So basically it's not that I especially want to eat meat a lot of the time. I just like to know that I can, should the mood take me.

This recipe happens to be both vegetarian and absolutely gorgeous. The problem being that it serves four, very precisely, and so should you be as greedy as I am, there are no bits left in the pan to scrape out afterwards (working on the basis that if it doesn't come off a plate, it won't make you fat. No, really, scientists have proved that. Why am I so unconvincing today?)

Mushroom & Ricotta Cannelloni
Adapted from The Aga Winter Cookbook
Serves 4
240 calories per serving (but I changed the amount of pasta used)
Says it takes far longer than it does, but I'd estimate about 40-50 mins, including cooking. I'll stay vague, and then if it takes longer or shorter I can just say, 'well you must just be slow/super-speedy', and people won't hate me. So much.

15g dried mushrooms (soak them in boiling water for 15 mins beforehand)
15g butter
225g brown-cap mushrooms, finely chopped
250g tub ricotta cheese
4 sheets fresh lasagne
2 x 300ml tubs fresh tomato sauce
50g grated Parmesan cheese
salt & pepper
It also mentioned 1 tsp anchovy essence, which I missed out.

1. Drain and finely chop your soaked dried mushrooms. Lightly grease a large, shallow roasting dish with butter. You could use bakeaglide to stop it sticking but actually the butter helps you stick the cannelloni to the dish when it comes to it, so they don't unroll ^__^

2. Heat the butter in a large frying pan, add the fresh and dried mushrooms and cook on a low-medium heat for 10-15 mins (here is where I admit I have an Aga, so that's the simmering plate to me. I don't exactly know the ordinary-oven equivilant) until they are beginning to brown and any liquid has evaporated. Leave to cool.

3. Stir the ricotta cheese into the mushroms, add the anchovy essence if you want (I don't want) and seasoning, then mix until thoroughly combined. Eat quite a bit at this point out of scientific curiousity, should you so wish. Mmm.

4. The books says your fresh lasagne sheets should be 11.5 x 16.5 cm, but mine were twice that size. It also tells you to halve them widthways. Should you be using the smaller size, you don't wanna do that. That's just too small. Instead, use your 11.4 x 16.5 cm sheets as they are, or if they're like mine, cut them in half with some kitchen scissors. Place about 3 tbsp mushroom mixture along one edge of the lasagne sheets, then roll up to enclose the filling. You might want to sort of glue the edge with a bit of spare ricotta. Arrange the filled cannelloni seam-side down in the dish. You should get eight tubes out of it.

5. Pour the tomato sauce over (yeah, you do want it all) and sprinkle with all that lovely Parmesan. Huzzah. If you have an Aga, cook it on the grid shelf at the very bottom of the Roasting Oven; that's 190C to everyone else. The book says 30-35 mins but 25 was enough for mine. Keep an eye on it, anyway.

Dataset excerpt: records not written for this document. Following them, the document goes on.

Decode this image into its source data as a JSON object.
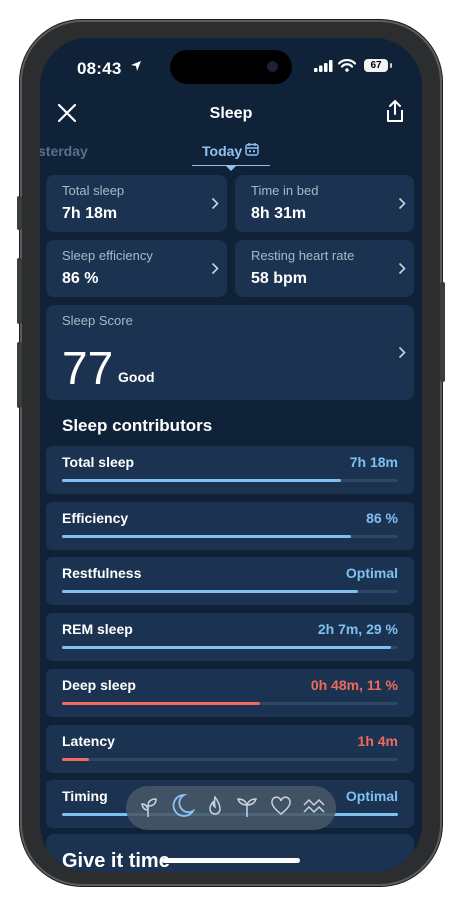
{
  "status_bar": {
    "time": "08:43",
    "battery": "67"
  },
  "header": {
    "title": "Sleep"
  },
  "date_tabs": {
    "previous": "sterday",
    "current": "Today"
  },
  "metrics": [
    {
      "label": "Total sleep",
      "value": "7h 18m"
    },
    {
      "label": "Time in bed",
      "value": "8h 31m"
    },
    {
      "label": "Sleep efficiency",
      "value": "86 %"
    },
    {
      "label": "Resting heart rate",
      "value": "58 bpm"
    }
  ],
  "score": {
    "label": "Sleep Score",
    "value": "77",
    "rating": "Good"
  },
  "contributors_title": "Sleep contributors",
  "contributors": [
    {
      "label": "Total sleep",
      "value": "7h 18m",
      "fill": 0.83,
      "status": "good"
    },
    {
      "label": "Efficiency",
      "value": "86 %",
      "fill": 0.86,
      "status": "good"
    },
    {
      "label": "Restfulness",
      "value": "Optimal",
      "fill": 0.88,
      "status": "good"
    },
    {
      "label": "REM sleep",
      "value": "2h 7m, 29 %",
      "fill": 0.98,
      "status": "good"
    },
    {
      "label": "Deep sleep",
      "value": "0h 48m, 11 %",
      "fill": 0.59,
      "status": "low"
    },
    {
      "label": "Latency",
      "value": "1h 4m",
      "fill": 0.08,
      "status": "low"
    },
    {
      "label": "Timing",
      "value": "Optimal",
      "fill": 1.0,
      "status": "good"
    }
  ],
  "colors": {
    "good": "#7ec1f0",
    "low": "#ee6a5c",
    "accent": "#8fc4f2",
    "background": "#0f2238",
    "card": "#1b3350"
  },
  "bottom_nav": [
    "sprout-icon",
    "moon-icon",
    "flame-icon",
    "leaf-pair-icon",
    "heart-icon",
    "waves-icon"
  ],
  "footer_card": {
    "title": "Give it time"
  }
}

6. Serve it with a lovely green salad and garlic bread and tell yourself that it doesn't matter if you eat four cannelloni tubes yourself instead of two, since it's mushrooms and tomato, and they're vegetables.
Except actually tomato is a fruit.

Sorry about these photos by the way; it's getting dark insanely quickly here now that autumn's drawn in and it's impossible to get good natural light for pictures. This was the best I could do. Sadface.


Sophie said...

If you don't like mushrooms, what can you use?

The recipe sounds delish by the way!

Turq .x

Anna said...

Hi doll!!

If you're not bothered about it being vegetarian you could add about 200g pork mince or maybe a tin of tuna with a red pepper? Otherwise spinach I think would be good but I know a few people are a bit O__o over that.

Tbh though it's not an overly strong mushroom flavour (Eleanor wouldn't try it cause she knew it had mushrooms in, but if she hadn't known I think she'd have eaten it. But then again she eats kind of a lot, so that's not a very good judgement really...)